=== Begin Enclosure ===

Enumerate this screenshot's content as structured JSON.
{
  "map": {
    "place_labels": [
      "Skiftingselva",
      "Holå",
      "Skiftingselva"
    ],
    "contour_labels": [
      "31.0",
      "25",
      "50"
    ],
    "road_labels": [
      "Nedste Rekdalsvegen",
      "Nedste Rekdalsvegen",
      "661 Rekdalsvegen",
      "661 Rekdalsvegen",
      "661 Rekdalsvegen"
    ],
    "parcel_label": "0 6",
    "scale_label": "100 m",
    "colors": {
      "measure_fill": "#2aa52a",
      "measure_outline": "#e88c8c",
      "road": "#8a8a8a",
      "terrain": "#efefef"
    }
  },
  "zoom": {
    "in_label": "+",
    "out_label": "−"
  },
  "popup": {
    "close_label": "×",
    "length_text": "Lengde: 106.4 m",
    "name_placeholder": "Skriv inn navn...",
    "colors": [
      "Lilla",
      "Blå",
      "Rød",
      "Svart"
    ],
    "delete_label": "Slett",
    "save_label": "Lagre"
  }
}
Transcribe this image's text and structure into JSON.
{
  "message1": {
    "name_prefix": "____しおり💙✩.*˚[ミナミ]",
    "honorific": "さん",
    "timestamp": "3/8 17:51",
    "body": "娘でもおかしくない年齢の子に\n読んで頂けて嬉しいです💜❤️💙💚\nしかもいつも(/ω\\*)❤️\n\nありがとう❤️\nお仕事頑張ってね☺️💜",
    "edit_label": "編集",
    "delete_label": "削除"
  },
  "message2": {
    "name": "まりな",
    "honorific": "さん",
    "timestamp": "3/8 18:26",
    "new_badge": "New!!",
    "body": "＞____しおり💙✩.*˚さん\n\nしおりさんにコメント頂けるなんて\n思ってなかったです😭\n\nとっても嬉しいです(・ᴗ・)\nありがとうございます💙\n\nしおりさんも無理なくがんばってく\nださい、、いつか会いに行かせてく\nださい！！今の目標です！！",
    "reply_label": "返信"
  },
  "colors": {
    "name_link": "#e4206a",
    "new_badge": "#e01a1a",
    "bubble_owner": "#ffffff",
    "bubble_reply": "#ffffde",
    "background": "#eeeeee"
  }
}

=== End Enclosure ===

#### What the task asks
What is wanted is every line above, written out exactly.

#### The answer
Enumerate this screenshot's content as structured JSON.
{
  "map": {
    "place_labels": [
      "Skiftingselva",
      "Holå",
      "Skiftingselva"
    ],
    "contour_labels": [
      "31.0",
      "25",
      "50"
    ],
    "road_labels": [
      "Nedste Rekdalsvegen",
      "Nedste Rekdalsvegen",
      "661 Rekdalsvegen",
      "661 Rekdalsvegen",
      "661 Rekdalsvegen"
    ],
    "parcel_label": "0 6",
    "scale_label": "100 m",
    "colors": {
      "measure_fill": "#2aa52a",
      "measure_outline": "#e88c8c",
      "road": "#8a8a8a",
      "terrain": "#efefef"
    }
  },
  "zoom": {
    "in_label": "+",
    "out_label": "−"
  },
  "popup": {
    "close_label": "×",
    "length_text": "Lengde: 106.4 m",
    "name_placeholder": "Skriv inn navn...",
    "colors": [
      "Lilla",
      "Blå",
      "Rød",
      "Svart"
    ],
    "delete_label": "Slett",
    "save_label": "Lagre"
  }
}
Transcribe this image's text and structure into JSON.
{
  "message1": {
    "name_prefix": "____しおり💙✩.*˚[ミナミ]",
    "honorific": "さん",
    "timestamp": "3/8 17:51",
    "body": "娘でもおかしくない年齢の子に\n読んで頂けて嬉しいです💜❤️💙💚\nしかもいつも(/ω\\*)❤️\n\nありがとう❤️\nお仕事頑張ってね☺️💜",
    "edit_label": "編集",
    "delete_label": "削除"
  },
  "message2": {
    "name": "まりな",
    "honorific": "さん",
    "timestamp": "3/8 18:26",
    "new_badge": "New!!",
    "body": "＞____しおり💙✩.*˚さん\n\nしおりさんにコメント頂けるなんて\n思ってなかったです😭\n\nとっても嬉しいです(・ᴗ・)\nありがとうございます💙\n\nしおりさんも無理なくがんばってく\nださい、、いつか会いに行かせてく\nださい！！今の目標です！！",
    "reply_label": "返信"
  },
  "colors": {
    "name_link": "#e4206a",
    "new_badge": "#e01a1a",
    "bubble_owner": "#ffffff",
    "bubble_reply": "#ffffde",
    "background": "#eeeeee"
  }
}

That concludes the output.